→ **Task requirements**:
Using the material that follows, identify and copy each line with the string "accreditation".

[Start of section]

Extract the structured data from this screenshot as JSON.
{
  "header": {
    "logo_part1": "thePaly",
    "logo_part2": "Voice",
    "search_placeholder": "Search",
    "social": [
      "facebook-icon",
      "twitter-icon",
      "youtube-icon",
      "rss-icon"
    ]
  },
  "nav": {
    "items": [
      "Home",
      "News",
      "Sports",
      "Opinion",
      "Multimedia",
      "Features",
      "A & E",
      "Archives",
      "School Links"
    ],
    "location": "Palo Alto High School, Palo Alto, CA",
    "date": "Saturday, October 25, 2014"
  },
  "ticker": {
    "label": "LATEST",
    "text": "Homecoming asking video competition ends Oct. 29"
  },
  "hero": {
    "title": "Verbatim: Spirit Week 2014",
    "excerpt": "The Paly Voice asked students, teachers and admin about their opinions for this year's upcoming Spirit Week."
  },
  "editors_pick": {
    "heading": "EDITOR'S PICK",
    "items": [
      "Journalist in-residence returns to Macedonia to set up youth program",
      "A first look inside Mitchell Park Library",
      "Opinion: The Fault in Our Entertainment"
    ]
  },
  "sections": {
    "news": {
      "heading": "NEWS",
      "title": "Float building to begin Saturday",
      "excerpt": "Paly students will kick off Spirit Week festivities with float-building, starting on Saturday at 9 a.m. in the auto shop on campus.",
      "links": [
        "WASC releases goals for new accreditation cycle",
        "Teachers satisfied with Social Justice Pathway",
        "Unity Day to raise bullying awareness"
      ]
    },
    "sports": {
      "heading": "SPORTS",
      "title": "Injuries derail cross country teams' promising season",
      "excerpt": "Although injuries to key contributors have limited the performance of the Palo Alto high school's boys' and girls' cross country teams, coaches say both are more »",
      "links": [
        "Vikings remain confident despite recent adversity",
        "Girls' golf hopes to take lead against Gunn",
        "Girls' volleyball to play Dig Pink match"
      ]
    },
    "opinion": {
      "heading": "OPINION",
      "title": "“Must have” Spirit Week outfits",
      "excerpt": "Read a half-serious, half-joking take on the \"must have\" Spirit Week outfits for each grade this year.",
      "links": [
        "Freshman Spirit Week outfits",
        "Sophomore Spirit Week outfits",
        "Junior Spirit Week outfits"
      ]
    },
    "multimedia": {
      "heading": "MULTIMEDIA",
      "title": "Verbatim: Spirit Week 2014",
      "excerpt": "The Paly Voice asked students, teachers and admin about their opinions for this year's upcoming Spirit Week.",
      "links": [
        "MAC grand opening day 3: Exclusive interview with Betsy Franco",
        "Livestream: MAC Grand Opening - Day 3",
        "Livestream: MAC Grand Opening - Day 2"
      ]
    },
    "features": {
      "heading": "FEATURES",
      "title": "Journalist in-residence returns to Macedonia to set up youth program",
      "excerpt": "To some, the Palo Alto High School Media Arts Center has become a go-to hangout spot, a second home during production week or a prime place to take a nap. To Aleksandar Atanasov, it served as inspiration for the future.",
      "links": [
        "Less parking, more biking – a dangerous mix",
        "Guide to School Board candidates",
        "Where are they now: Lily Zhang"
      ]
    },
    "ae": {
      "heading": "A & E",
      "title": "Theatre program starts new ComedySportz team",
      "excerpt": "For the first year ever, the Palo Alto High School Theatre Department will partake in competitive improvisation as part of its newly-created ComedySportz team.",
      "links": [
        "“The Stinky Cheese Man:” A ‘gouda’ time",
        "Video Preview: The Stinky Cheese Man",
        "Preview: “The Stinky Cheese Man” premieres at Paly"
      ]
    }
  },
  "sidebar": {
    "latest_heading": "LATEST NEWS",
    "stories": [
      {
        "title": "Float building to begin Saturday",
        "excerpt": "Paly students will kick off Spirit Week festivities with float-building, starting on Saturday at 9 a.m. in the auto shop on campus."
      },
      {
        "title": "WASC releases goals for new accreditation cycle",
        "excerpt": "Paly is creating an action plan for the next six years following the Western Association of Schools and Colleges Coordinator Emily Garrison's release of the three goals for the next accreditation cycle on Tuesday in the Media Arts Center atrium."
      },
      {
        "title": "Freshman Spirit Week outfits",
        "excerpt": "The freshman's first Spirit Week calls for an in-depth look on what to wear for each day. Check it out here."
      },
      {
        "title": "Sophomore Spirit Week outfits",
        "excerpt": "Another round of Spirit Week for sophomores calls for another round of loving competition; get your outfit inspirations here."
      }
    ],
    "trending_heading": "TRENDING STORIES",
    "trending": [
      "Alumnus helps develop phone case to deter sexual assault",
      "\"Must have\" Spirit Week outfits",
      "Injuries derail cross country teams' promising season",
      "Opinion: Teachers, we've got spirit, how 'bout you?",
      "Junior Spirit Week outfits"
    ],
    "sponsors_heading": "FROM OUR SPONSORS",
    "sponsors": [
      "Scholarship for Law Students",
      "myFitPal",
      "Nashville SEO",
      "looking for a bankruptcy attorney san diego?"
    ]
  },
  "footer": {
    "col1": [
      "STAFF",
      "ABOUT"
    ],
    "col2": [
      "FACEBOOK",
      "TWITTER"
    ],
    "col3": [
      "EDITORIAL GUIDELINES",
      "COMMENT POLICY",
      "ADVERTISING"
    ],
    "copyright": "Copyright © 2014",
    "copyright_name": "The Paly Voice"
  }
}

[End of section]

→ **Exercise solution**:
        "WASC releases goals for new accreditation cycle",
        "title": "WASC releases goals for new accreditation cycle",
        "excerpt": "Paly is creating an action plan for the next six years following the Western Association of Schools and Colleges Coordinator Emily Garrison's release of the three goals for the next accreditation cycle on Tuesday in the Media Arts Center atrium."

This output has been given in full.